Seriously, it’s not that hard. Just drop the racial dog whistles and gay bashing (abortion will continue to be controversial for the foreseeable future though.) Become the actual party of fiscal conservatism, personal freedom and small government. When social issues come up just say “it’s not the government’s business what consenting adults do with their free time.” Don’t be a phony like Reagan or the Bushes, talking a big talk about it and then running up unprecedented debt and policing people’s personal lives (like the war on drugs) once in office. Despite claiming to be a disciple of Goldwater, Reagan did almost the opposite of what Goldwater stood for in 1964. And for myself, even though I dislike several of Goldwater’s ideas, I’ve always gotten the impression you could at least have a productive and civil conversation with him. His treatment of George McGovern after the ’72 election, and trying to team up and trim the military budget the same decade shows Goldwater wasn’t a showboating demagogue pandering for votes to get in power. Goldwater, agree with him or not, was a reasonable, principled man whom I have disagreements with; it’s always been my impression Reagan and the Bushes would talk over me or sing a pretty song and then do the opposite behind my back. Hell, they probably wouldn’t even dignify me with a face to face civil discussion due to my being LGBT.

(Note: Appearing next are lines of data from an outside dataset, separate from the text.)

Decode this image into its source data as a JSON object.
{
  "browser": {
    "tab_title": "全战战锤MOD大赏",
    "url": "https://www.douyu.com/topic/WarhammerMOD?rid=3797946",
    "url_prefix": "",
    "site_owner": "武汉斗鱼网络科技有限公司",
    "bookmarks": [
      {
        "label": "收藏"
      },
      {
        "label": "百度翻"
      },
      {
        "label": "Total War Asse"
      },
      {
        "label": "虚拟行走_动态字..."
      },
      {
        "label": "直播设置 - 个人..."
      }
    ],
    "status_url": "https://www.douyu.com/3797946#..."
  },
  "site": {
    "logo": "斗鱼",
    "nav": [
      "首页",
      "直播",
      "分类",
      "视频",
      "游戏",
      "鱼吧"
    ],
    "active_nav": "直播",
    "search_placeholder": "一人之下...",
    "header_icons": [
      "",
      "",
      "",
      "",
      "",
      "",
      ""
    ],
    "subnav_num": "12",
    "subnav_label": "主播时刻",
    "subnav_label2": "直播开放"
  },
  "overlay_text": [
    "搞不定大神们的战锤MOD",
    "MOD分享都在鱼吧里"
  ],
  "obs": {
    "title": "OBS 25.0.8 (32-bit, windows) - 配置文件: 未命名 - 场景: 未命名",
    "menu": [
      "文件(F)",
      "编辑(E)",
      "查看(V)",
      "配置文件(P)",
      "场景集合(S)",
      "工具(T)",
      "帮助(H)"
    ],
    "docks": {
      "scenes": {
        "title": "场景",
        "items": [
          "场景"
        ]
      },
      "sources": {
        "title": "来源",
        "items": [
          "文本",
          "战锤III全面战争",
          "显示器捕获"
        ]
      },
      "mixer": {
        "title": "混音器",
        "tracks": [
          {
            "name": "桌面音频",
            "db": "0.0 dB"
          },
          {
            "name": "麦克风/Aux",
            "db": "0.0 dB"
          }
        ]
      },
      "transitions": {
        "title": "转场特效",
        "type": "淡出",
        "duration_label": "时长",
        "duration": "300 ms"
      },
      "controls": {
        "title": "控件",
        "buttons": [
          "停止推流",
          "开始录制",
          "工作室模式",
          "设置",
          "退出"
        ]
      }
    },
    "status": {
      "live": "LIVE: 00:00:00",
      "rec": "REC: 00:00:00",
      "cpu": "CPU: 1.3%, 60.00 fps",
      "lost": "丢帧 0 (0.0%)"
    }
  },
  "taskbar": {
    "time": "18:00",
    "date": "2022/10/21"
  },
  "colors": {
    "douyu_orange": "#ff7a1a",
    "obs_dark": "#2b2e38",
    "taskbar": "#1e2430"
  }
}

Goldwater is out of living memory for most, but Ron Paul was a big deal in two of the last three elections, and I’d argue he’s truer to the spirit of Goldwater and fiscal responsibility than anyone currently in the top tier of the Republican Party. Libertarianism has appeals to both the left (government out of marriage, legal weed), and right (small government, hands-off on the economy). I think the Right wing appeals to Ron Paul and the Libertarian Party are stronger, so it makes sense for Paul to have campaigned as a Republican. Just as it made more sense for Sanders to campaign as a Democrat even though the party has long since abandoned the leftism he represents.
Now, looking at Paul’s oration…I don’t think he is as good as Bernie. He has more of a simple country boy manner of speech which is charming enough. But his voice isn’t as booming and commanding. He has a McGovern-ish folksy twang to his voice. It’s not a problem, I just don’t think it’s as effective for rallying crowds. Paul also gets stuck on his words here and there. Not a big deal, but it’s noticeable enough to be distracting. You can see from the crowd that Paul’s still ridiculously effective in spite of these minor shortcomings.
Notice too, how similar a lot of his talking points are to Bernie’s in spite of their significant differences. Paul wants to go back to the way things were, not in reference to FDR, but in the gold standard and rolling back invasive government regulations and surveillance. Both are staunchly anti-war as well. One of the things Bernie left out in his policy speech which I’m glad to see Paul bring up, is the post-9/11 unconstitutional surveillance state. Another important issue Paul focuses on is the overuse of executive orders and line item vetoes. The office of President has become far more powerful and dictatorial than it was ever meant to be and it’s great to see someone campaign on being a hands-off, quiet president. He’s absolutely right that freedom should never be sacrificed for (the illusion of) security…but I think Paul’s talk of allowing guns on planes is pretty ridiculous.